DATA TO EXAMINE —

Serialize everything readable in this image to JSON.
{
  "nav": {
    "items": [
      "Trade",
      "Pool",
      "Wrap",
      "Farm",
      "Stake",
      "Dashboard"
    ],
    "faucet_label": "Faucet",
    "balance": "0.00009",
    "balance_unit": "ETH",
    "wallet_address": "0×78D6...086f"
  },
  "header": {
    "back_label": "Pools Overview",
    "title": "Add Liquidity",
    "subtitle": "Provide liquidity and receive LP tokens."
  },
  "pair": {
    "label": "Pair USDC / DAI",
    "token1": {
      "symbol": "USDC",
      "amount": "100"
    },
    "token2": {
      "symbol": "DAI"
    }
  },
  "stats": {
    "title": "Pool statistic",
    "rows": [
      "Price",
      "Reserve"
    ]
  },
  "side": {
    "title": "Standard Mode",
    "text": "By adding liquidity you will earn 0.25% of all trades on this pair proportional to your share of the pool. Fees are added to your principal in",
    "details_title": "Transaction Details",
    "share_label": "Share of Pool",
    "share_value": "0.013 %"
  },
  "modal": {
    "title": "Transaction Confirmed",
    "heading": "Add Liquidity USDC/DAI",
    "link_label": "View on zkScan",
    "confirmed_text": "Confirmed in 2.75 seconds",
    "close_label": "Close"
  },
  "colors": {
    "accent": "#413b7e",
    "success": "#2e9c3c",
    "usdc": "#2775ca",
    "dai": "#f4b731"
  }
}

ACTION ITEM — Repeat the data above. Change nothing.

WRITTEN SOLUTION —
Serialize everything readable in this image to JSON.
{
  "nav": {
    "items": [
      "Trade",
      "Pool",
      "Wrap",
      "Farm",
      "Stake",
      "Dashboard"
    ],
    "faucet_label": "Faucet",
    "balance": "0.00009",
    "balance_unit": "ETH",
    "wallet_address": "0×78D6...086f"
  },
  "header": {
    "back_label": "Pools Overview",
    "title": "Add Liquidity",
    "subtitle": "Provide liquidity and receive LP tokens."
  },
  "pair": {
    "label": "Pair USDC / DAI",
    "token1": {
      "symbol": "USDC",
      "amount": "100"
    },
    "token2": {
      "symbol": "DAI"
    }
  },
  "stats": {
    "title": "Pool statistic",
    "rows": [
      "Price",
      "Reserve"
    ]
  },
  "side": {
    "title": "Standard Mode",
    "text": "By adding liquidity you will earn 0.25% of all trades on this pair proportional to your share of the pool. Fees are added to your principal in",
    "details_title": "Transaction Details",
    "share_label": "Share of Pool",
    "share_value": "0.013 %"
  },
  "modal": {
    "title": "Transaction Confirmed",
    "heading": "Add Liquidity USDC/DAI",
    "link_label": "View on zkScan",
    "confirmed_text": "Confirmed in 2.75 seconds",
    "close_label": "Close"
  },
  "colors": {
    "accent": "#413b7e",
    "success": "#2e9c3c",
    "usdc": "#2775ca",
    "dai": "#f4b731"
  }
}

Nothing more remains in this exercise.